In 2021, the College was allocated $25 million from the North Carolina Legislature for the construction of an Aviation Center for Excellence, a regional partnership with the Economic Development Region to be located at the NC Global Transpark. The Center will house aviation programs, avionics, aircraft interiors, painting, construction, and composite technologies as well as aerospace research and development and customized training for specific aerospace applications. The Center will also house an Aviation Academy for high school students. 

In 2021, the College entered into a partnership with the Lenoir County Public School to offer a Lancer Academy on the campus of Kinston High School (KHS). The Academy offers CCP options to students at KHS in a number of pathways. 

In 2023, the college facilities underwent changes including major renovations in the Kinston campus welding department with new lighting, additional booths, and modern welding equipment. The Aerospace and Advanced Manufacturing Center (AAMC) was also retrofitted to accommodate a soon-to-be implemented Airframe Program pending FAA approval. The College also implemented a new signage project with comprehensive wayfinding solutions to enhance navigation throughout campus. 

The Foundation embarked on a $6 million Capital Campaign with two objectives – to raise funds to support the LCC Guarantee and Short-Term Workforce Training Scholarships and to create facilities and programs for the future. The LCC Guarantee Scholarships provide an incentive for high-achieving students to choose LCC as their launching point for college transfer or career opportunities. Students who excel in high school and who qualify for the scholarship are guaranteed their first two years of college tuition free.  

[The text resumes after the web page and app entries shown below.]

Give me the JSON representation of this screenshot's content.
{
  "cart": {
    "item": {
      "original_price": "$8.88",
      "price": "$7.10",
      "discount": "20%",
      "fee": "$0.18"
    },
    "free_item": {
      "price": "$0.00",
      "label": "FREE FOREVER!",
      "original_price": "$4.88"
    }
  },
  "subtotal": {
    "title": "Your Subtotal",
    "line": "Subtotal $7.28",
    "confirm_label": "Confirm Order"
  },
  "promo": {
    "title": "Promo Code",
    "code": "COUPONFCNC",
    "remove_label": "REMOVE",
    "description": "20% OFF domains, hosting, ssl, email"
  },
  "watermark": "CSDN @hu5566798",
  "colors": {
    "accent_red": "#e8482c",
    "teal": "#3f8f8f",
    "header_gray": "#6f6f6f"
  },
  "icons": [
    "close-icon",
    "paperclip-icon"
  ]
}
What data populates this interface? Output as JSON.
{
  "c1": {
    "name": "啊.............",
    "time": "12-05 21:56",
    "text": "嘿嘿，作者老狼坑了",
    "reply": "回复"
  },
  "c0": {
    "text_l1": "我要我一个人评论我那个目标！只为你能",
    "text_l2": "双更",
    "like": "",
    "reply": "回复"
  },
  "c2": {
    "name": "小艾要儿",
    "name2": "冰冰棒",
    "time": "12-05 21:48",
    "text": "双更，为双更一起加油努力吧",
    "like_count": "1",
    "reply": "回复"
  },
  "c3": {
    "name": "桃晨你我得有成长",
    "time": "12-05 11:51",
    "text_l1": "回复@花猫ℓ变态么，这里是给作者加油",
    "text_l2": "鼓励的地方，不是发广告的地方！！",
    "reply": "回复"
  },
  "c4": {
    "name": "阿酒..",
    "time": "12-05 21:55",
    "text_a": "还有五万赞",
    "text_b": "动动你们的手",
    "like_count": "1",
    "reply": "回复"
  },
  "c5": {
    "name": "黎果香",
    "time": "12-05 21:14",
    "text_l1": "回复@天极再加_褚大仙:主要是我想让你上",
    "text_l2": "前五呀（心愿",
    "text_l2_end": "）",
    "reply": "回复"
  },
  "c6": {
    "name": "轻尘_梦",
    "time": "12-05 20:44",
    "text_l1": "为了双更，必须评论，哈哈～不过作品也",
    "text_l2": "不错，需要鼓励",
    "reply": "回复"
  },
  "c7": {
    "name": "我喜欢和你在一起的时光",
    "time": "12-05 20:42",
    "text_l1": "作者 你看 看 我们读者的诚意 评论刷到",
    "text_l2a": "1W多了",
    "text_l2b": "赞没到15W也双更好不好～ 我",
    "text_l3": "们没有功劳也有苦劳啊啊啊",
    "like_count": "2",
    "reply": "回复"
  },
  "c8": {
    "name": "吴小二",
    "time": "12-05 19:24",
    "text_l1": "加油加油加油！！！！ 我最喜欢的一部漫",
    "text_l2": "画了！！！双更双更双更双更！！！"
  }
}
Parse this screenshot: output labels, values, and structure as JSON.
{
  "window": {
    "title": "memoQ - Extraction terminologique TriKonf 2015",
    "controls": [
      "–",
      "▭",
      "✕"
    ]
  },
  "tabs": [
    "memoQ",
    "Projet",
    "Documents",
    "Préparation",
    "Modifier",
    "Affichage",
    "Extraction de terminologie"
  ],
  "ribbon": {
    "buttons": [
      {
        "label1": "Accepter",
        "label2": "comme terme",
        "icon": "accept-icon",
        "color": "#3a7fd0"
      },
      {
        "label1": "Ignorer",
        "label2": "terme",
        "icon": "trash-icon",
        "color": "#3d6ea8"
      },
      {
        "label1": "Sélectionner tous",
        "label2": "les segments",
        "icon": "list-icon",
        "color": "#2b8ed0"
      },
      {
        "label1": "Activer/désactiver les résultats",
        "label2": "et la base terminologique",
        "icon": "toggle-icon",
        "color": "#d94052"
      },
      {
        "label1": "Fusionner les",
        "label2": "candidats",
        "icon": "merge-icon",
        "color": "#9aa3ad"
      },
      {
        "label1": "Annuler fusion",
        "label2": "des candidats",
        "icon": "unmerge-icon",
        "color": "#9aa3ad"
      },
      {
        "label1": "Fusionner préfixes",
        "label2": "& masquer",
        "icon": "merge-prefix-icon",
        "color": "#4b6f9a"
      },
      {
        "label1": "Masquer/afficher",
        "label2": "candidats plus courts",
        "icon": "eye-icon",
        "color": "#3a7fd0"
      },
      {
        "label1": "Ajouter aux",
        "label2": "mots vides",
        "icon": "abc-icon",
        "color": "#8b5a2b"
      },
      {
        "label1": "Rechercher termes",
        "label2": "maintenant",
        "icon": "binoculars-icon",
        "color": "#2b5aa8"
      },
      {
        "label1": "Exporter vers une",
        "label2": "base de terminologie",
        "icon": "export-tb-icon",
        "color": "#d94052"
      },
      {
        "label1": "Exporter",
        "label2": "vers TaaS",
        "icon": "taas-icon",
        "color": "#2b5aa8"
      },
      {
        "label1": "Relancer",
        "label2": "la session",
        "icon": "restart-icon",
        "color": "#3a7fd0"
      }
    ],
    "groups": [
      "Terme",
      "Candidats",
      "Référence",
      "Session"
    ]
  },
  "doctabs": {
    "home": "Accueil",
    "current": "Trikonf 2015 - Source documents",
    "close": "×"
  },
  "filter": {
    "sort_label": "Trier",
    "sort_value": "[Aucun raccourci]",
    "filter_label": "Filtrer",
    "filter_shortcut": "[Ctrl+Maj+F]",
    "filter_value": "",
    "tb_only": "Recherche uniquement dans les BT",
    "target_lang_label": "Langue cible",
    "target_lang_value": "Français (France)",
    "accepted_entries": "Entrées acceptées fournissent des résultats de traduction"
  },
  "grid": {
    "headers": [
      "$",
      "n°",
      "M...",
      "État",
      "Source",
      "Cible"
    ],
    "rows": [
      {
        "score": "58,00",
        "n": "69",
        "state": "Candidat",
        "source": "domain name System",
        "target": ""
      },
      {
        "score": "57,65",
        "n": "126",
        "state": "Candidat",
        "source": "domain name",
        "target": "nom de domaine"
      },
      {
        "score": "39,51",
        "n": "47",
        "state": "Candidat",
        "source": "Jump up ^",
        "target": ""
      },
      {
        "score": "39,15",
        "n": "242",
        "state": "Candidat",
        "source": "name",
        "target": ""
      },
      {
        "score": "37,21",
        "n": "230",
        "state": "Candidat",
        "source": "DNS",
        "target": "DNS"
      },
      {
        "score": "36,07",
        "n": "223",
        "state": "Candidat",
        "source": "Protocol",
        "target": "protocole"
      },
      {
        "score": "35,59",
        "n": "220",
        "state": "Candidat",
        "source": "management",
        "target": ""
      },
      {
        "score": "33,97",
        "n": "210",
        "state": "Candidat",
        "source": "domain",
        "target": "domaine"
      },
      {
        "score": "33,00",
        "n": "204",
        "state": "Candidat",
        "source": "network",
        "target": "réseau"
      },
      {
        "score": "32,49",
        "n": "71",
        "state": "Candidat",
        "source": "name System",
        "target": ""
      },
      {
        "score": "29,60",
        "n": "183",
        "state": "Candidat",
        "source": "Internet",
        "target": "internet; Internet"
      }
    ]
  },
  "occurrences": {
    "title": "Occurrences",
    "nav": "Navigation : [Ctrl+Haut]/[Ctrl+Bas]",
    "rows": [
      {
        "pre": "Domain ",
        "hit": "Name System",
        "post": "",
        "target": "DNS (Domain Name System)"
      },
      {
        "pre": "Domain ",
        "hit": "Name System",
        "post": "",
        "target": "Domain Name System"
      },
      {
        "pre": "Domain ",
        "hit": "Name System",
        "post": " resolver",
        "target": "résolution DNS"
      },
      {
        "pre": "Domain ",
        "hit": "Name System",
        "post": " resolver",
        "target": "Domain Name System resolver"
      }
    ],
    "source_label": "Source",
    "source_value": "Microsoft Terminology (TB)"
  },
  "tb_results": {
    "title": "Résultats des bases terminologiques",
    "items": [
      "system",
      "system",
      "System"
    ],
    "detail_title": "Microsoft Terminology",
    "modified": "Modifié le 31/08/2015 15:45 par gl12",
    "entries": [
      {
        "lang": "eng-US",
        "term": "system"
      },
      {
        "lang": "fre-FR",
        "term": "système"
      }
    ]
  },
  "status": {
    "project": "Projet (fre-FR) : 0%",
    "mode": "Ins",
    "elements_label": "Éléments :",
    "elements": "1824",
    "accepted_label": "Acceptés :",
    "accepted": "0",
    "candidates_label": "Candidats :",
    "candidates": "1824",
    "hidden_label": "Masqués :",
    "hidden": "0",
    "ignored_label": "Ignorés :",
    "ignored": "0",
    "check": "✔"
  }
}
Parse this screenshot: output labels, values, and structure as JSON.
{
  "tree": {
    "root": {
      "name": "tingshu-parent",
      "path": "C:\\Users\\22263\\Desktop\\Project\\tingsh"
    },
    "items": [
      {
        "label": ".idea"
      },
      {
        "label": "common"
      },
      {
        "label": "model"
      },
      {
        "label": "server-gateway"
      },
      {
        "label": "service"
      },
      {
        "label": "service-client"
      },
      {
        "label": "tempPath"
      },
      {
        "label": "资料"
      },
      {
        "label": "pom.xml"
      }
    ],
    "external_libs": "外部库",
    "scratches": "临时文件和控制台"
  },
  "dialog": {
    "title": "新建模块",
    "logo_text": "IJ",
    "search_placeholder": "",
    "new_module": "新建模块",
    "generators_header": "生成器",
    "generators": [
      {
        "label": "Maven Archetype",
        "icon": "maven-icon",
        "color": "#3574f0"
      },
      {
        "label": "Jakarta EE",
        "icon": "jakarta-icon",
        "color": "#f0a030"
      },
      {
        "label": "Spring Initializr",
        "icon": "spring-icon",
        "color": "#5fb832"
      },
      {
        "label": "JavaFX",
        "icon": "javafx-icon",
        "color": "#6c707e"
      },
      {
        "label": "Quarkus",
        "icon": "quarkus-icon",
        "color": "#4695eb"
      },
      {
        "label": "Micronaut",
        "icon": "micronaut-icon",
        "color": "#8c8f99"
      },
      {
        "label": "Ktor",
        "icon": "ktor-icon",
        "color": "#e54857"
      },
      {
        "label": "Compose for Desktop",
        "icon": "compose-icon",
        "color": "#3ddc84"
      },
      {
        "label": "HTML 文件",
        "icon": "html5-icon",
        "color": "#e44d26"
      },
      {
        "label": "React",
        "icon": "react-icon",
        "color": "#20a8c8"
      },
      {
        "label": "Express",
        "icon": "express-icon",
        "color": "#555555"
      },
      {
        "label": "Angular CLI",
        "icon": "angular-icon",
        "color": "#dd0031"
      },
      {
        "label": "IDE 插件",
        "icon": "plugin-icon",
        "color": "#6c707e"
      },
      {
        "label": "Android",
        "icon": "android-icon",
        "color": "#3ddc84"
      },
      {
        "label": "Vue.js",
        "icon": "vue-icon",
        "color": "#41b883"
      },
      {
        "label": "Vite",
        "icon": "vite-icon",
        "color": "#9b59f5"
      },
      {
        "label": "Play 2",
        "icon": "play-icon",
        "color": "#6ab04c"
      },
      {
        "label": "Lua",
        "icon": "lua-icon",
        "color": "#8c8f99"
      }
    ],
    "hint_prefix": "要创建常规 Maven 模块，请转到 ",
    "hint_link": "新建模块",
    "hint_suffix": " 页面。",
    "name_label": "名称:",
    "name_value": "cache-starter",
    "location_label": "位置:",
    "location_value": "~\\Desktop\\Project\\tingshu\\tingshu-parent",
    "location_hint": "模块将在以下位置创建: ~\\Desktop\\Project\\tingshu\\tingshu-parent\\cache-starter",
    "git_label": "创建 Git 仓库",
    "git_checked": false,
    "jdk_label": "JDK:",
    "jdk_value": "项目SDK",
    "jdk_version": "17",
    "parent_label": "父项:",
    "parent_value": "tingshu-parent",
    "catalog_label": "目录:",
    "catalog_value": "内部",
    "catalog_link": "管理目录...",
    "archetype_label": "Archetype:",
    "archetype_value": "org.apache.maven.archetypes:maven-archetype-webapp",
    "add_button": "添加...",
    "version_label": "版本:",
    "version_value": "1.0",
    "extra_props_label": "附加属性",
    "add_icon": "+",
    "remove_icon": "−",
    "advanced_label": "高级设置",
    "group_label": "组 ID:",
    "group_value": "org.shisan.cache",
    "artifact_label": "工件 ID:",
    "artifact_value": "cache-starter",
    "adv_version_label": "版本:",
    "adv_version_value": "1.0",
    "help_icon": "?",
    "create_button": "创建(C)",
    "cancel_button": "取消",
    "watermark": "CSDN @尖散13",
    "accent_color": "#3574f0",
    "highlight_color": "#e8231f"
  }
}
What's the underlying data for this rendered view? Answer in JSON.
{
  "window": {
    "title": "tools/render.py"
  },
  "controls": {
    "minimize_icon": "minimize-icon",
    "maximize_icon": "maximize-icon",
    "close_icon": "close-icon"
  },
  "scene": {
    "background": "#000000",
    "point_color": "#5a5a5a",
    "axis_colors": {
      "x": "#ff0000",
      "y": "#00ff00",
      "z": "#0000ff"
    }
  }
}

The Short-Term Workforce Training Scholarships assist individuals seeking short-term concentrated training for immediate employment in high-demand fields. The primary focus is on training that can be completed in less than six months that will lead to a career with a livable income. The high-demand areas include healthcare, advanced manufacturing, heating and air conditioning, transportation, and logistics. 

In addition to its successful Capital Campaign, in 2023-24, the Foundation celebrated two milestones. More than $300,000 was awarded in scholarships to deserving students and the Foundation partnered with Arts and Sciences to bring musical theatre back to Briley Auditorium and created the Preforming Arts Series to bring back performances to the College throughout the year. 

In October 2023, the College celebrated a successful SACSCOC on-site visit, resulting in SACSCOC’s reaffirmation of LCC’s accreditation with no recommendations. The visiting SACSCOC team had the responsibility to evaluate the College’s Quality Enhancement Plan (QEP), which is required for reaffirmation. LCC’s QEP entitled “All Aboard: Destination Success” is a campus-wide collaboration focusing on enhancing the onboarding experience for students. 

The College is committed to quality education and student success and offers 38 associate degree programs, 15 diploma programs, and 58 certificate/skills certificate programs and 7 Career and College Promise Pathways. Today, LCC serves more than 3,100 curriculum students and more than 6,900 continuing education students annually. The College is ranked 21st in enrollment among the 58 community colleges in the state. As a world-class community college, LCC continues to expand its programs and services to meet the needs of the citizens it serves.